“In an MTV interview, I once described Mark as a “benevolent dictator.” He allowed the musicians to contribute ideas and help shape the arrangements. Keyboardist, Alan Clark had a significant impact on the sound and direction of Dire Straits over the years. I was given a lot of freedom to add parts and play, especially on “Wild West End,” “Ride Across the River,” and “Two Young Lovers.” I haven’t spoken to Mark in something like 15 years. Again, you’ll have to wait for the book for details on all that.”
In the Autumn of 2010, you joined some of the old band members to play a gig with Dire Straits tunes in Rome, Italy. How was the spirit on stage compared to earlier? And do you ever hope for a real Dire Straits reunion?
“It was a great time, and there was plenty of magic once the rust got knocked off. A reunion? Can’t see it but stranger things happen. I do have plans to play more with Alan Clark, Christ White, and Phil Palmer in the very near future, who knows what will come out of that.”
You have been in the music for many years, and you have felt the taste of being famous. What kind of advice would you give to young artists, bands today?
“Do it for the love of playing and not for fame or wealth. Very few get lucky to experience what I did let alone reach the success and riches of a Mark Knopfler. So have fun above all. If you’re going to pursue a career in this business, learn your history. The lessons are all there. Endless tales of how newfound success and fame have ruined many careers and lives. How artists get ripped off by record companies and managers. Pay attention. It’s a business, first and foremost. Treat it like one and you’ll do fine. And songwriting is where the money is so get cracking on those hits!”
Being longtime fans of Mark Knopfler and Dire Straits, it is great to listen to the audio download from the first chapters of your upcoming book “Rock n Rolled,” getting the stories told from the inside. What was your motivation for writing this book, and when will it be released?
“Writing was and is my first love. Long before touching an instrument of any kind, I read non-stop and when asked what I wanted to do when I grew up, the answer was always, “Sit around a palm tree and write books.” Which is exactly what I did when I wrote this one. I lived on the beach in Baja Mexico and wrote under a palm tree. I am very grateful to have seen several of my dreams come true.
Finally, thank you very much Jack it means a lot to us. Last question, do you have any memories from your visit(s) in Norway?

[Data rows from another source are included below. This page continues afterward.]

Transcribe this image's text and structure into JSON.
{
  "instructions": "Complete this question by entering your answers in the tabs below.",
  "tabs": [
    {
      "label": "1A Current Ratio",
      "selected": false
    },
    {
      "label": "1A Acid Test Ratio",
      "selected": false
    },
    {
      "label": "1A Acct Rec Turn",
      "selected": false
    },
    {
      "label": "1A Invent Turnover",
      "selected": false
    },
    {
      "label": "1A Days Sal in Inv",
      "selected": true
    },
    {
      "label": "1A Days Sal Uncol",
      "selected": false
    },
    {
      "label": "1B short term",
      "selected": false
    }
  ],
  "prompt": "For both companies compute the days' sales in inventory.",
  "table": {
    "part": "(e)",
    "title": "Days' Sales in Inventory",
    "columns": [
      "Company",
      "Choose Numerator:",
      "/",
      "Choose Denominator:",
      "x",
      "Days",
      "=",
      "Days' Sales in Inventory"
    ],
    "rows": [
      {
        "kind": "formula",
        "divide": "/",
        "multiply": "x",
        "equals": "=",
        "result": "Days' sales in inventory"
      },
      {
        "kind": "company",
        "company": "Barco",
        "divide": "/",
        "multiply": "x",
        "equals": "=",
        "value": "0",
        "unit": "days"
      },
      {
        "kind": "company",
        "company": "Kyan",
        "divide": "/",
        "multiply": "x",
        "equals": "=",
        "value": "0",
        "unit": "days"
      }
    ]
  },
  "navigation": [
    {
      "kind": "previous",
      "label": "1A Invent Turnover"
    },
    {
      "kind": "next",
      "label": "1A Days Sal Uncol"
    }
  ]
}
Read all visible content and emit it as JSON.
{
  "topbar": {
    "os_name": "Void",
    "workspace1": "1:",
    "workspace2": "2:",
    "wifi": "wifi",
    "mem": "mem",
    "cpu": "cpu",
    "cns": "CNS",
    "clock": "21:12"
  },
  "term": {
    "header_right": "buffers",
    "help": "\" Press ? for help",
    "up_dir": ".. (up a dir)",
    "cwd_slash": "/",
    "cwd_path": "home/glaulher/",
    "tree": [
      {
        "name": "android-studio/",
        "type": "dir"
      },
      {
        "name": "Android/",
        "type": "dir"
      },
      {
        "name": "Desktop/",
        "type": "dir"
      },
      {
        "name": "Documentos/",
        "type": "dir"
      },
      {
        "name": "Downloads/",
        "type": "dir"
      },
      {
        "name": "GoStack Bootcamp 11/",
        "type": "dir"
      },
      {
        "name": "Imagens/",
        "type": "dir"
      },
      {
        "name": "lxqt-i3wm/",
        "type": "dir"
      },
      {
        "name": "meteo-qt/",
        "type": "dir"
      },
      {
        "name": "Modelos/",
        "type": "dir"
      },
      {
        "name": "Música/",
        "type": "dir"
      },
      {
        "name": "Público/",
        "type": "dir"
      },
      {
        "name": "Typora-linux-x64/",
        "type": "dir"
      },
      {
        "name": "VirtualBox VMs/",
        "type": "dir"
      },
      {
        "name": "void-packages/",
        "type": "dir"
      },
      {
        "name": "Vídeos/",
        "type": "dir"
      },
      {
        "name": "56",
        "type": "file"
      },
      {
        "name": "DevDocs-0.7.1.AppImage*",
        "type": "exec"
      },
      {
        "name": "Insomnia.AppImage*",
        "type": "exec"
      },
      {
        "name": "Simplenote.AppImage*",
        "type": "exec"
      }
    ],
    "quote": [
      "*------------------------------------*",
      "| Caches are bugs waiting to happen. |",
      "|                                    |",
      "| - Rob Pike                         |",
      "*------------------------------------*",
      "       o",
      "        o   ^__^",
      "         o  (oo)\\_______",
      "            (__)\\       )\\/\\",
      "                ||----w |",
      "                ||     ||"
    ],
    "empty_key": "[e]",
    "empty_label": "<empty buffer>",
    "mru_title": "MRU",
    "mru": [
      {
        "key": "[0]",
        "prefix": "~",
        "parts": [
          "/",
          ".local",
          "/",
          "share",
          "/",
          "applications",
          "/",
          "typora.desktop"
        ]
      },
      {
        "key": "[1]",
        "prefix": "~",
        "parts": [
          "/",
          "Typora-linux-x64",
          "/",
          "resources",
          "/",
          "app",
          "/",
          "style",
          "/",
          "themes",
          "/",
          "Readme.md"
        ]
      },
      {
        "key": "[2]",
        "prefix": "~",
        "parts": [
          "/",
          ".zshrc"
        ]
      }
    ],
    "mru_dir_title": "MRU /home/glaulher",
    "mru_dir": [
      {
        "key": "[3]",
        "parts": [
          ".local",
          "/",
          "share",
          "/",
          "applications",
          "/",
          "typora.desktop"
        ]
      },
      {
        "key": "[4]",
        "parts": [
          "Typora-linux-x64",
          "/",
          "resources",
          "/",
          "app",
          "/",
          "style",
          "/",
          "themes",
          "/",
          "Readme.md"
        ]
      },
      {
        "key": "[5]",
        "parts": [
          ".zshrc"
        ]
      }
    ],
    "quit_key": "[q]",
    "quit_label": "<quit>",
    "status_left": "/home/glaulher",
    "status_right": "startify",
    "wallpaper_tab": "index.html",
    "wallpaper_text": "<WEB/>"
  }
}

“We toured Norway and most of Scandinavia in the winter and we did mostly one night in each town. I remember it being dark and then kind of gray. I rarely saw anything other than the hotel, the dressing rooms, and the stage. Night after night. So, I cannot honestly tell you much about my time in Norway – although some of the bus rides from city to city passed through some beautiful countryside. But, I do remember meeting some stunningly gorgeous women while I was there and would love to return sometime soon.”